There is also a strong link between the supplier and a government of a given third country especially with regards to the third country’s legislation, and especially where there are no legislative or democratic checks and balances in place, said the EU report, “…the ability for the third country to exercise any form of pressure, including in relation to the place of manufacturing of the equipment.”
Coming to less technical and less financial consequences, the far greater access and connectivity brought by 5G will also come with its fair share of threats and challenges for the government as well as citizens of Pakistan. It might be difficult for this publication to define lawful and unlawful surveillance and censorship, but there will be undeniable impacts on both these fronts.
5G enabled surveillance equipment will be far more efficient which will be instrumental in fight against terrorism but at the same time, in absence of proper controls it holds the potential to become devastating through cyber attacks and data leakage. On the flipside, the same surveillance can be misused or used out rightly to censor media or social media content.

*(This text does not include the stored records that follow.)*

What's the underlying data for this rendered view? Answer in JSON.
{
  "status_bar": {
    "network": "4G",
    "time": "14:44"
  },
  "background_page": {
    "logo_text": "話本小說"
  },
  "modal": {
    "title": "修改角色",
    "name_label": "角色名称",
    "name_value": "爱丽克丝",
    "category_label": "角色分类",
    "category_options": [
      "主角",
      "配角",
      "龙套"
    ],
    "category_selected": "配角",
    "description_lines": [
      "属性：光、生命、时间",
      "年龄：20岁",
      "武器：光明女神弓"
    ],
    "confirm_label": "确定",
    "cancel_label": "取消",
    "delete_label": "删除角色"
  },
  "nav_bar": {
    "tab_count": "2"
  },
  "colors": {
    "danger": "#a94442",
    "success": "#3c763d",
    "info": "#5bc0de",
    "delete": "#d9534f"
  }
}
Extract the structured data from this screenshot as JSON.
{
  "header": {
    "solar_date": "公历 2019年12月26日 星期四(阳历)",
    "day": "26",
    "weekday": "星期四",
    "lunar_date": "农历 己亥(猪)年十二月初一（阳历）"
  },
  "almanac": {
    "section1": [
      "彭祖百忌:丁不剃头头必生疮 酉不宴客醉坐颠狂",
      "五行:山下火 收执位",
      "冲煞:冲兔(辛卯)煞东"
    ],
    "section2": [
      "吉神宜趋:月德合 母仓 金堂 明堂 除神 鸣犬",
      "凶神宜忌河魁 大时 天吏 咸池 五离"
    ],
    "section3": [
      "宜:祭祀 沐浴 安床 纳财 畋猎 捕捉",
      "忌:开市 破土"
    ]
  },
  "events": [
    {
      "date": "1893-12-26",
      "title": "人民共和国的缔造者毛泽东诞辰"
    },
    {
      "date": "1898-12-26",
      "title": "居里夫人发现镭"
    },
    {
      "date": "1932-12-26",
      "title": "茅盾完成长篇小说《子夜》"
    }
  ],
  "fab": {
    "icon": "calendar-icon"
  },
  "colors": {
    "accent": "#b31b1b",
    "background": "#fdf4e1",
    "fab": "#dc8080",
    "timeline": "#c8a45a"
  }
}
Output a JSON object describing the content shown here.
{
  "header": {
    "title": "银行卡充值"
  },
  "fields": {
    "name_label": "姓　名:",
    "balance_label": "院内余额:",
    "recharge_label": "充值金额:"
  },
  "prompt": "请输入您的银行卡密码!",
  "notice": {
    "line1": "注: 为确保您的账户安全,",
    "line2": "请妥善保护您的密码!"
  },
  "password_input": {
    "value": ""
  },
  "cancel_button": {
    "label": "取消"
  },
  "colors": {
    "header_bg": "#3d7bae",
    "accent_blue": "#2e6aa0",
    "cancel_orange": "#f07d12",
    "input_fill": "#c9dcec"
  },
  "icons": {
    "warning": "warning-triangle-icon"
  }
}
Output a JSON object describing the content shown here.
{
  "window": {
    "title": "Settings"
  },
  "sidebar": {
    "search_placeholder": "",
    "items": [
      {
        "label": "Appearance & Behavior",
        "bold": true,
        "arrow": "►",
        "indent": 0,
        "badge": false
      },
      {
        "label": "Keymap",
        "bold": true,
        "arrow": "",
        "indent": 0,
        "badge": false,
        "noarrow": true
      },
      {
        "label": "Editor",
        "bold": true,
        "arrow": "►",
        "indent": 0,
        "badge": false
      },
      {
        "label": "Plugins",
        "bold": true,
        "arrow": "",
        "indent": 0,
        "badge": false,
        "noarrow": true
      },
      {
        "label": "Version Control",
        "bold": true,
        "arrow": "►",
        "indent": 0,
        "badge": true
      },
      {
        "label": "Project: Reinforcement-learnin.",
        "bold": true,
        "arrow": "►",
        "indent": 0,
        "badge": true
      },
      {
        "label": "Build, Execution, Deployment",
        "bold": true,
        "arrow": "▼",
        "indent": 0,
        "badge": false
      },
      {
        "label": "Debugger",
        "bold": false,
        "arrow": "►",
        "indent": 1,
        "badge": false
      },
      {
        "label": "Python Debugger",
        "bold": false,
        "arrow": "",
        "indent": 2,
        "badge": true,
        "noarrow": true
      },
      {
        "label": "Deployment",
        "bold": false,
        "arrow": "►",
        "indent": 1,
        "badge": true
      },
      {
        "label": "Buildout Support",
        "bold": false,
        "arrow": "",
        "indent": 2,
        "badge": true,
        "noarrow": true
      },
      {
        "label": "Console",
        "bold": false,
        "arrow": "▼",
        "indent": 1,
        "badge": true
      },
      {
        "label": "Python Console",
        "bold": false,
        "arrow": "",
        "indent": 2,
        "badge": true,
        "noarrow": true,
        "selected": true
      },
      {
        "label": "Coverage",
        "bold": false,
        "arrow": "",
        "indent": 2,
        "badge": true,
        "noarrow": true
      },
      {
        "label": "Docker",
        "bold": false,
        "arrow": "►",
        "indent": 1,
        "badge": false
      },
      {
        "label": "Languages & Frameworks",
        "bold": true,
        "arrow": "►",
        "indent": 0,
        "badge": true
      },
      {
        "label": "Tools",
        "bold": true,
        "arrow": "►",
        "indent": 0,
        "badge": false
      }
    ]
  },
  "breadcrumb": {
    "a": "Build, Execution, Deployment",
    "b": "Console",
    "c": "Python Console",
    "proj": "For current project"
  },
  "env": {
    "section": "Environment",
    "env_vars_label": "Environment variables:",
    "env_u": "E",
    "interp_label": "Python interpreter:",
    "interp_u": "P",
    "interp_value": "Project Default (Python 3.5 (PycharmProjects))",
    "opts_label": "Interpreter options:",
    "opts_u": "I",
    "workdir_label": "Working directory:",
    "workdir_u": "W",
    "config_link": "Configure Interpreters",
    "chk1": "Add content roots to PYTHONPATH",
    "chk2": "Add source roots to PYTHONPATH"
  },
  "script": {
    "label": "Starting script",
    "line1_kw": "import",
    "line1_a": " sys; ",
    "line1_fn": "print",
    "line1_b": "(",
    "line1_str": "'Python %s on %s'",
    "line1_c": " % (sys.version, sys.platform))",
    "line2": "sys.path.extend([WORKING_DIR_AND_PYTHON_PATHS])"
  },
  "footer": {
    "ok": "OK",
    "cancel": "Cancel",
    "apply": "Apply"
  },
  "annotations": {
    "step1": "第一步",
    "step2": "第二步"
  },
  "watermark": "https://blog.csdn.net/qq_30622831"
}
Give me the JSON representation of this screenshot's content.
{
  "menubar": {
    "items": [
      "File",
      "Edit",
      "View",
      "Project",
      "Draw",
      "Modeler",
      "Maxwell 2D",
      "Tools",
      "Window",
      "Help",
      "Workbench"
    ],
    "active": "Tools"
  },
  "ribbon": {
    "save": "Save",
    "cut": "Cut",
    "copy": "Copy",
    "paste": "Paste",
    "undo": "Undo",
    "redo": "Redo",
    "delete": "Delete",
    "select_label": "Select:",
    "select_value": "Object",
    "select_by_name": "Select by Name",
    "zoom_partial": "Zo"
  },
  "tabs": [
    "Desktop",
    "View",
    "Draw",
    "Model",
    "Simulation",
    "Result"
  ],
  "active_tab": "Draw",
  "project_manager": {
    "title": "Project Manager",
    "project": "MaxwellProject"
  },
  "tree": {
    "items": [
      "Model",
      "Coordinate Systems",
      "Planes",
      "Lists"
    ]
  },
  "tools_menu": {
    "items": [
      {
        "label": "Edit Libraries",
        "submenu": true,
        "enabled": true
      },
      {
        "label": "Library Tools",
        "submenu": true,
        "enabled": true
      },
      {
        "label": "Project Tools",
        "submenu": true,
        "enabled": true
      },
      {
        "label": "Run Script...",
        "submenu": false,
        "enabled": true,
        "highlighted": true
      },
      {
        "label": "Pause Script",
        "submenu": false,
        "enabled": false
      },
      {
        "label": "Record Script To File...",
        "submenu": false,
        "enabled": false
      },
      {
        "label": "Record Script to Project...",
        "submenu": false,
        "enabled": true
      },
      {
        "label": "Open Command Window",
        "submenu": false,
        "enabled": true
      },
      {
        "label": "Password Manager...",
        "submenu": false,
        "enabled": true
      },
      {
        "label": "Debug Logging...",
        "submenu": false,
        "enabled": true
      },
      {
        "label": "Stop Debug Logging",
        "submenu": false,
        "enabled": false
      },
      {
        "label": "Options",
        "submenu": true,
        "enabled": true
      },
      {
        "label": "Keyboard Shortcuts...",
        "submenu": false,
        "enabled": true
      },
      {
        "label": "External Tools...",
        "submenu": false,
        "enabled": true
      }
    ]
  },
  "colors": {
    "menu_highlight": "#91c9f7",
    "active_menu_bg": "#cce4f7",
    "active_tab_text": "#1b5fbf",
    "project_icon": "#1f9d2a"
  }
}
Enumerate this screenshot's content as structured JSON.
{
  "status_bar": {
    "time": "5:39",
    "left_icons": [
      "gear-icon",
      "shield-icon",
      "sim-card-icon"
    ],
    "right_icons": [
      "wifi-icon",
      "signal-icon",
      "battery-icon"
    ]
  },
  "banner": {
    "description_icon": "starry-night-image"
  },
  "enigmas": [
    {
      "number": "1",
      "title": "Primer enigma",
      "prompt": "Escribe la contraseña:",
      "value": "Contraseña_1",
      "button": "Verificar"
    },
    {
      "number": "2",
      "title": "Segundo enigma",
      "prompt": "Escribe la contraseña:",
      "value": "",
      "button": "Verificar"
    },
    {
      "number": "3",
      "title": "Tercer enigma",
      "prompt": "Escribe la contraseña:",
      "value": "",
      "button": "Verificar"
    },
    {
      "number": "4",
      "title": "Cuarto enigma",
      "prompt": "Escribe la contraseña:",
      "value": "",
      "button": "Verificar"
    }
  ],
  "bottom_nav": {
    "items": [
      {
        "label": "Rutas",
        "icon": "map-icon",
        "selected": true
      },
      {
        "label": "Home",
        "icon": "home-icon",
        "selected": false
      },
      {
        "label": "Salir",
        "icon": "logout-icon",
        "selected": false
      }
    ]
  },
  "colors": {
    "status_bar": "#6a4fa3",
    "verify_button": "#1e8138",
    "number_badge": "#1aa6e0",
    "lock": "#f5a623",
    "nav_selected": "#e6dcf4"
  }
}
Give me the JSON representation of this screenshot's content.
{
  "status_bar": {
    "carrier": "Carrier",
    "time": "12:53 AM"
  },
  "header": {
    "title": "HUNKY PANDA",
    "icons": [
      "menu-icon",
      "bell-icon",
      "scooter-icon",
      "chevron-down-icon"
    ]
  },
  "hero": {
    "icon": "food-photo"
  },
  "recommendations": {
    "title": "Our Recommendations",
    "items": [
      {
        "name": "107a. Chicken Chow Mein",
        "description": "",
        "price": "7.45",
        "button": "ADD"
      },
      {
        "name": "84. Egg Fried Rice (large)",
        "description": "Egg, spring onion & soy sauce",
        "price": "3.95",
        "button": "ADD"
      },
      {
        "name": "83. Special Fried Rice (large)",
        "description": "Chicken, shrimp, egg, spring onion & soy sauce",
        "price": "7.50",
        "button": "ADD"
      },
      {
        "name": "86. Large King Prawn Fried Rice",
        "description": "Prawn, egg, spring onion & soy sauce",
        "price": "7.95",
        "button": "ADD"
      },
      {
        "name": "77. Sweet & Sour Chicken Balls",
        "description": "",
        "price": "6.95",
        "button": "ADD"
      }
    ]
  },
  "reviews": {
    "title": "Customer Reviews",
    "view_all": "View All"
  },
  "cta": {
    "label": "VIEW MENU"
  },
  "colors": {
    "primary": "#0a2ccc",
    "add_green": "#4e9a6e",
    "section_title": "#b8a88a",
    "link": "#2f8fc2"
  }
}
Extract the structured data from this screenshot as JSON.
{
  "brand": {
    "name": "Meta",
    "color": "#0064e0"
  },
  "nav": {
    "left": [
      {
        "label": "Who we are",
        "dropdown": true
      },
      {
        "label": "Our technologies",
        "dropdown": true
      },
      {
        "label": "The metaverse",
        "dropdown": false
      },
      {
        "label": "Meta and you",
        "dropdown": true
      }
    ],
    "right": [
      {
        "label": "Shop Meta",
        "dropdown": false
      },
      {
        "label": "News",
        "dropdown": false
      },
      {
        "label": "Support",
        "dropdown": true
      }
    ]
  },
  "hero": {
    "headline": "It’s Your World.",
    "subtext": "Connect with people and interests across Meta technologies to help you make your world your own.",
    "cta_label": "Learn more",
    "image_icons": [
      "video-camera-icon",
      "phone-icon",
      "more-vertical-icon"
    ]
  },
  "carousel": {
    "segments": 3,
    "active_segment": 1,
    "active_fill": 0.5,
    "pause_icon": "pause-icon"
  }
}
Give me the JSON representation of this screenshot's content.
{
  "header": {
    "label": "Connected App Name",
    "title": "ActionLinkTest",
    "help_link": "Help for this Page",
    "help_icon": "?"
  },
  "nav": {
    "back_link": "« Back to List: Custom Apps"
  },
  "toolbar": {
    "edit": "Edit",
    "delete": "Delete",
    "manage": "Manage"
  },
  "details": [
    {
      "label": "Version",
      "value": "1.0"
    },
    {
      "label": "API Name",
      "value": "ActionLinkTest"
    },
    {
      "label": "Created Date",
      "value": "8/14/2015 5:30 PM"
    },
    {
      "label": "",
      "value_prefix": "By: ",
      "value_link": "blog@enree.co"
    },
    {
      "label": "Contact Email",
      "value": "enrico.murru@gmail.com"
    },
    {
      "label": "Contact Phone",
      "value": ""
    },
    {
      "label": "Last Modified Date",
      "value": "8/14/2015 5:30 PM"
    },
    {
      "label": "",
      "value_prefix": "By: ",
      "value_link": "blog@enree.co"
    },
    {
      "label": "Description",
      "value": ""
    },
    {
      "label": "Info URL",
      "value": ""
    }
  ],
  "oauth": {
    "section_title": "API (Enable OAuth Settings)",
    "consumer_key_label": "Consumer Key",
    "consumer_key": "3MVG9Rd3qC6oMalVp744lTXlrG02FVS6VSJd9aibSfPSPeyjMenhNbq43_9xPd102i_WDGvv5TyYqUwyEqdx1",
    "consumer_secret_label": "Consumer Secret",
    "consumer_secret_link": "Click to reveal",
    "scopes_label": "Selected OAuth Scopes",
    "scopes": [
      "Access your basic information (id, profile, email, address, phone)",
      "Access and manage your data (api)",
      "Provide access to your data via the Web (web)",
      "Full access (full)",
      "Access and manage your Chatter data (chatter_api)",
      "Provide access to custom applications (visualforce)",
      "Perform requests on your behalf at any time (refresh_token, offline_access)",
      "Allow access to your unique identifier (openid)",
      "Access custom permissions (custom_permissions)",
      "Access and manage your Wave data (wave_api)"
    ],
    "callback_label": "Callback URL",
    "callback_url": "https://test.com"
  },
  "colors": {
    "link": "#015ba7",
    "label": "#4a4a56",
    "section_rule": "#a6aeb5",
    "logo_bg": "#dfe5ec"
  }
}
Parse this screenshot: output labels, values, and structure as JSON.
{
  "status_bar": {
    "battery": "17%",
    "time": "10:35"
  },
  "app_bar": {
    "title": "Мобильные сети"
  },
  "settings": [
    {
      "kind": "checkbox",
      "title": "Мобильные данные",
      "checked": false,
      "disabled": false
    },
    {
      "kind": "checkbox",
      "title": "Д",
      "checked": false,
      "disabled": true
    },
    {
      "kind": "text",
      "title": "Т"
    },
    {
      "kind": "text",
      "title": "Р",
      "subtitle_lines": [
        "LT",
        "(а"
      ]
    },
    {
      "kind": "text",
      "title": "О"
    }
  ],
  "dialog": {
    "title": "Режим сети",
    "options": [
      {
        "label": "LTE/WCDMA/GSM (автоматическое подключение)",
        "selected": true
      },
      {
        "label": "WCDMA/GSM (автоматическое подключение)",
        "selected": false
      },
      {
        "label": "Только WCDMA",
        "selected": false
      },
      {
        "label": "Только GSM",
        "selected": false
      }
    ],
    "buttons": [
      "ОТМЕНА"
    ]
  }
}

Similarly, from the users’ end, unlimited reach to the world of internet has rarely brought about sharp-minded entrepreneurs from Pakistan and has more frequently resulted in disputes and online and physical threats and attacks. Cyber security bill, as it is today, remains unfinished in the halls of the parliament and we continue to debate whether to become party to international conventions of social media and information sharing, let alone draft a comprehensive bill outlining limits of operations by the users as well as authorities.
In the myriad of issues related to telecommunications already prevalent in the country, the race to 5G is a lot like putting the cart before the horse than it is to prepare the infrastructure, investment environment, and user awareness about fifth generation of wireless mobile services.
There is a lot to gain from 5G, but in the absence of proper legislation, economic conditions conducive to implement such technology, and clear definition of roles to be played by all relevant stakeholders, we remain farther behind in technology than we might realize.